Washington (CNN) - President Barack Obama sent a weekend letter to congressional leaders seeking approval for previously proposed spending measures intended to protect the nation's economic recovery, but initial response Sunday was mixed.
The Saturday letter to the leaders of the House and Senate asked for the Senate to approve an $80 billion measure offering extended jobless benefits as well as tax breaks and better access to credit for small businesses. In the letter, Obama also sought congressional support for proposals totaling about $50 billion to help state and local governments avoid layoffs and service reductions.
Obama's letter also noted that his administration was holding down some annual spending and had created a bipartisan commission intended to devise a deficit reduction strategy.
"Ultimately, reining in our deficit will take major steps, including the effective implementation of health reform and laying the conditions for the success of the bipartisan fiscal commission," Obama's letter said. "Only through this approach of aggressive and well-designed targeted and temporary actions, alongside measures to ensure a sustainable and responsible long-term budget outlook, will we be able to fulfill our economic potential."

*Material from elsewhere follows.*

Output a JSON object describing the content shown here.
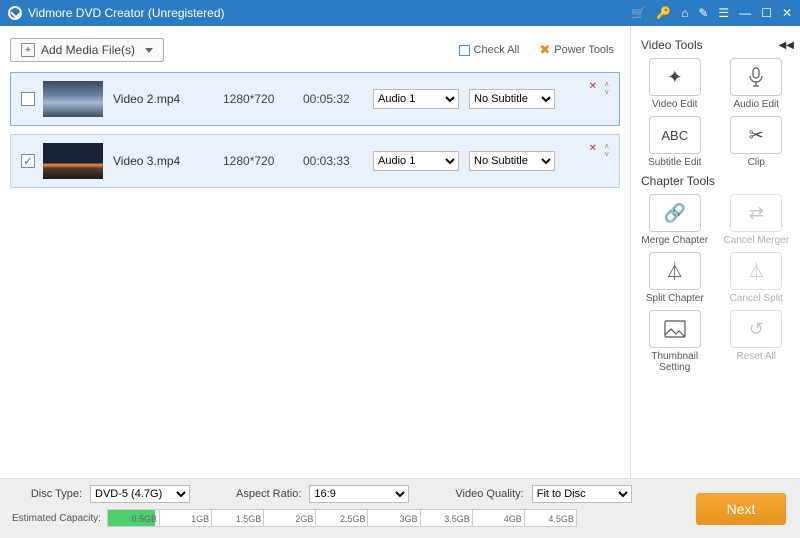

David Axelrod, Obama's senior adviser, said Sunday that Obama's letter was intended to "underscore the urgency" of continuing to support economic recovery.